News Briefs

July unemployment in Kansas falls to 7.2%, still double normal rate

By: - August 22, 2020 11:04 am
The July unemployment rate in the five-county Topeka area fell to 6.9%, while the statewide figure settled at 7.2%. The metro region with the highest jobless rate was Wichita at 10.9% in July. (Sherman Smith/Kansas Reflector)

The July unemployment rate in the five-county Topeka area fell to 6.9%, while the statewide figure settled at 7.2%. The metro region with the highest jobless rate was Wichita at 10.9% in July. (Sherman Smith/Kansas Reflector)

TOPEKA — The number of unemployed Kansans has fallen during the pandemic from a high of 179,000 in April to 106,000 in July.

The Kansas Department of Labor and the U.S. Bureau of Labor Statistics said the seasonally adjusted jobless rate fell to 7.2% in July.

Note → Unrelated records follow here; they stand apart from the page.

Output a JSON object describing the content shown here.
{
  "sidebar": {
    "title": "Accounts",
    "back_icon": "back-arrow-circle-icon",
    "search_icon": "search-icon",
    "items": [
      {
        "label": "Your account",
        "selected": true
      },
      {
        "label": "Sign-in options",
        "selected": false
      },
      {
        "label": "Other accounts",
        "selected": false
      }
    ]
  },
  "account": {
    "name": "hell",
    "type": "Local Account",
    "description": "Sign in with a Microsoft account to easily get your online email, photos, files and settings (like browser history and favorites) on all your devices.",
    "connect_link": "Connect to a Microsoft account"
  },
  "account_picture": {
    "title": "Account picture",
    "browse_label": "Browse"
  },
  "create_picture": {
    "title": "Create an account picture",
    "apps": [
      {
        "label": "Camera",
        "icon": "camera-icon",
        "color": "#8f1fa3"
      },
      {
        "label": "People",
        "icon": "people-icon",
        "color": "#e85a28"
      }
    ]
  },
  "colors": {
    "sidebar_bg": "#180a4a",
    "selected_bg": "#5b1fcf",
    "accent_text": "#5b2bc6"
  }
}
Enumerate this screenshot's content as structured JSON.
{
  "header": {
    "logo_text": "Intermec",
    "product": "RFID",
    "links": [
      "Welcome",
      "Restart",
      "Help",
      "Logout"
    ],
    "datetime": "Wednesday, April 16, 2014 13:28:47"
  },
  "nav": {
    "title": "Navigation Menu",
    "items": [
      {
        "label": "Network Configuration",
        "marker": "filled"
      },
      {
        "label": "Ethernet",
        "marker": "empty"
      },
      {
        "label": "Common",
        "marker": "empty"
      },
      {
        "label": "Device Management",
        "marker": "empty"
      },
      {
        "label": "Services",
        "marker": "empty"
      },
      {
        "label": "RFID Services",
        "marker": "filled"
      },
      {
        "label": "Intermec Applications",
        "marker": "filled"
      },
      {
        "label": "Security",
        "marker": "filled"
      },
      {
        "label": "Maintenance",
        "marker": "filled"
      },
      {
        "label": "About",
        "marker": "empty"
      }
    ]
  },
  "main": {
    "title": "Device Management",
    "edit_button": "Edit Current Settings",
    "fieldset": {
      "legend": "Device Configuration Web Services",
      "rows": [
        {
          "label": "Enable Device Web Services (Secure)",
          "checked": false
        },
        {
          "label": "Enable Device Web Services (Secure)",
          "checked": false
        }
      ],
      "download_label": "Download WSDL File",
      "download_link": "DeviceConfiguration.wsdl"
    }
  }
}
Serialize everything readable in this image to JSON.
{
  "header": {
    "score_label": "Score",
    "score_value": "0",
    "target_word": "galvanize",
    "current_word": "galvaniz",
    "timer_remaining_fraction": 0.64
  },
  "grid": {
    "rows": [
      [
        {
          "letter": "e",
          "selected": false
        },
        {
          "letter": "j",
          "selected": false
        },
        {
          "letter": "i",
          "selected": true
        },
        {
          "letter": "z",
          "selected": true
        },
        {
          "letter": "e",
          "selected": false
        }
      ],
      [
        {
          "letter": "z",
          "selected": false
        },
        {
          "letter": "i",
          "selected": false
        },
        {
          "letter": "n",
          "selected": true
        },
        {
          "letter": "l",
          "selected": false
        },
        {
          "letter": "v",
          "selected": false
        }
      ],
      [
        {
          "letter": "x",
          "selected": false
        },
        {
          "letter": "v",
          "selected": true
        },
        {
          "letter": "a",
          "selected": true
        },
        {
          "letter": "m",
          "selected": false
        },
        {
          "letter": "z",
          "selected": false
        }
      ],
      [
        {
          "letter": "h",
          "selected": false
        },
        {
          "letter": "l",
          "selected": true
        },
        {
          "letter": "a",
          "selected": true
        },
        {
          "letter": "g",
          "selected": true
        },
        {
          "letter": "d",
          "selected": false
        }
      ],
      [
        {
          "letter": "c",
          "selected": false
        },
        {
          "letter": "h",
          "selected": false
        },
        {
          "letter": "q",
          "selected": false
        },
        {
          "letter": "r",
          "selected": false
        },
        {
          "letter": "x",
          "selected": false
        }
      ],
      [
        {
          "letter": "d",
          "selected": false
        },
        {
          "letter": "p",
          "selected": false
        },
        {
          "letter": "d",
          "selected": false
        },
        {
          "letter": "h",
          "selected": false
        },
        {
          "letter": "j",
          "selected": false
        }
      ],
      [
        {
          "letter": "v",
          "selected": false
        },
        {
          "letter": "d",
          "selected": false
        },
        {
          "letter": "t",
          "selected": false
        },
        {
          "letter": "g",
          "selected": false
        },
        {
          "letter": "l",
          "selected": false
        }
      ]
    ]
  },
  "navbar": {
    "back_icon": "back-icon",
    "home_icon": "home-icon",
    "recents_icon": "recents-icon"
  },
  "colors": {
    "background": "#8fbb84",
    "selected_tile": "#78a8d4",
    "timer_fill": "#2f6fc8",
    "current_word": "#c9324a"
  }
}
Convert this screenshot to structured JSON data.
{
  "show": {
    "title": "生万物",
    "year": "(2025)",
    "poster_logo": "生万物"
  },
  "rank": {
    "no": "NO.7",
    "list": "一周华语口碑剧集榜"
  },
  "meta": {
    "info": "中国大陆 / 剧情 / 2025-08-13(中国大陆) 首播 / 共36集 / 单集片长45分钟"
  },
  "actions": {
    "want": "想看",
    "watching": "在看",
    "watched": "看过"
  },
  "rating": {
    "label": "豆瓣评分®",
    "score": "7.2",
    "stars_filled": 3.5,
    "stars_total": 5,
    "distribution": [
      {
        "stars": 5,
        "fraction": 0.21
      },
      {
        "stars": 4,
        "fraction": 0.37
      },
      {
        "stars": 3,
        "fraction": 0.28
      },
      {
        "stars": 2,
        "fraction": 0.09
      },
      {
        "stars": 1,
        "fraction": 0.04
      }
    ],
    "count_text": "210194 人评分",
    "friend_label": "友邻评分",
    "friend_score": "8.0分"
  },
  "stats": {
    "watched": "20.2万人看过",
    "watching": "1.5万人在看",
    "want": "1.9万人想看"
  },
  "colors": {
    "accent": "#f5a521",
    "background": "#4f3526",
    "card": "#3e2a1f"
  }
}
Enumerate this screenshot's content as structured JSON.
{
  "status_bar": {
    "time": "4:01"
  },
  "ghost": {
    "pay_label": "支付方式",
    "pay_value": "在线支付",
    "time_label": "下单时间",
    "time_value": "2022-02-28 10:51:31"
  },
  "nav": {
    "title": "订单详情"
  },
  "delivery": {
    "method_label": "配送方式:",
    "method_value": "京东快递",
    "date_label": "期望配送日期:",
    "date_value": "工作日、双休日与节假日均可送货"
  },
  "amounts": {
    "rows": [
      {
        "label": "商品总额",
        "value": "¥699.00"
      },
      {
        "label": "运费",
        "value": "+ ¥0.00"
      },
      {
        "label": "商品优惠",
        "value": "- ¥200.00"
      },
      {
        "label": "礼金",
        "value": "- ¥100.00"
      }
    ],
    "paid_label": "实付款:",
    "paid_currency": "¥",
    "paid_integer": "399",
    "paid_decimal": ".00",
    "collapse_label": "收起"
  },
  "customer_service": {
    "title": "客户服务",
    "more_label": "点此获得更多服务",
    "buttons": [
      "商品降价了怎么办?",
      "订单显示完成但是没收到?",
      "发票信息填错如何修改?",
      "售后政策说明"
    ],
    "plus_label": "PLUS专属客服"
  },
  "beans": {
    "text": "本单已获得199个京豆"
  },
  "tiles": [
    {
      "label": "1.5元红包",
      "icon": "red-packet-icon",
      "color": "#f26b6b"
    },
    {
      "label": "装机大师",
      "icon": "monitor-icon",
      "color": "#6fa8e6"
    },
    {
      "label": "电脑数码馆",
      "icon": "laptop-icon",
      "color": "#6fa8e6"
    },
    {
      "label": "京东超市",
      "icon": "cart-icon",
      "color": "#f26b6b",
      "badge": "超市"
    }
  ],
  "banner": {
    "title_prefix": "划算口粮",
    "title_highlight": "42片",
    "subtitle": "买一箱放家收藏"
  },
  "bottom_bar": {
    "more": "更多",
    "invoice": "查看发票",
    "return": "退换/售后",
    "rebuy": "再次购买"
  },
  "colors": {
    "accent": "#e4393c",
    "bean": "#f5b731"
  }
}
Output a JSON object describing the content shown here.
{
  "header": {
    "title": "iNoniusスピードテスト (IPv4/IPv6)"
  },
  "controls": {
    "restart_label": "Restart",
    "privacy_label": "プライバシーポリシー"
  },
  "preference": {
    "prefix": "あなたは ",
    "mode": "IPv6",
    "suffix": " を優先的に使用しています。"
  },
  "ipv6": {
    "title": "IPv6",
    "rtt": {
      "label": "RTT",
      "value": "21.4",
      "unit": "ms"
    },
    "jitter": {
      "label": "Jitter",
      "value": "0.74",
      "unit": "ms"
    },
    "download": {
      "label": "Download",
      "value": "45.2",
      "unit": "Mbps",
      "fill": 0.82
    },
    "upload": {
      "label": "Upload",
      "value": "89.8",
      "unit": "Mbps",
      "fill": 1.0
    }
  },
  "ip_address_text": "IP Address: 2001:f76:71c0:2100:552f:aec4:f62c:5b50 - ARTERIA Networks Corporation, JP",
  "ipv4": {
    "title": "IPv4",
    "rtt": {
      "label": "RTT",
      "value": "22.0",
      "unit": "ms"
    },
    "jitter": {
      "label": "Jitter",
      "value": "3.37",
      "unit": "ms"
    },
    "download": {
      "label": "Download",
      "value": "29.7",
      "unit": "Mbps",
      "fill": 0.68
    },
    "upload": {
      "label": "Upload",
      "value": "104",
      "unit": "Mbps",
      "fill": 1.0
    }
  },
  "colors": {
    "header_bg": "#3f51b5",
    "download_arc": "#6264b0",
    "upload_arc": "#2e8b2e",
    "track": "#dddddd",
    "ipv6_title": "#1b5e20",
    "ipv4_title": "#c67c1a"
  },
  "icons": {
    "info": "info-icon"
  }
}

That was down from 7.5% in June and below the coronavirus-elevated levels of 10% in May and 11.9% in April.

Typically, Kansas unemployment hovers around 3%. In July 2019, the state’s rate was 3.1%.

“It’s encouraging to see the unemployment rate drop for the third month in a row,” said Ryan Wright, secretary at the state Department of Labor.

He said the number of unemployed in Kansas decreased by 4,000 over the month. The state’s total of people without a job in July was 64,000 greater than in March, the point at which COVID-19 began to disrupt the economy.

In the state’s four metropolitan areas during July, unemployment ranged from 6.9% to 10.9%. Wichita had the highest jobless figure at 10.9%, an increase of 0.1% from June. The Kansas City area reported 7.3% unemployment, an improvement over the month from 7.5%. The Topeka area had a rate of 6.9%, down from 7.2%. The Manhattan figure was stable at 7.4%.

Emilie Doerksen, an economist at the Kansas labor department, said the state accounted for 1.3 million nonfarm jobs in July. That figure increased by 10,000 over the month through expansion in local government and food services, she said.

Total nonfarm jobs last month were 68,000 lower than in July 2019, Doerksen said. Manufacturing, leisure and hospitality sectors of the economy accounted for 30,000 of that decline, she said.

Our stories may be republished online or in print under Creative Commons license CC BY-NC-ND 4.0. We ask that you edit only for style or to shorten, provide proper attribution and link to our web site. Please see our republishing guidelines for use of photos and graphics.

Tim Carpenter
Tim Carpenter

Tim Carpenter has reported on Kansas for 35 years. He covered the Capitol for 16 years at the Topeka Capital-Journal and previously worked for the Lawrence Journal-World and United Press International. He has been recognized for investigative reporting on Kansas government and politics. He won the Kansas Press Association's Victor Murdock Award six times. The William Allen White Foundation honored him four times with its Burton Marvin News Enterprise Award. The Kansas City Press Club twice presented him its Journalist of the Year Award and more recently its Lifetime Achievement Award. He earned an agriculture degree at Kansas State University and grew up on a small dairy and beef cattle farm in Missouri. He is an amateur woodworker and drives Studebaker cars.

MORE FROM AUTHOR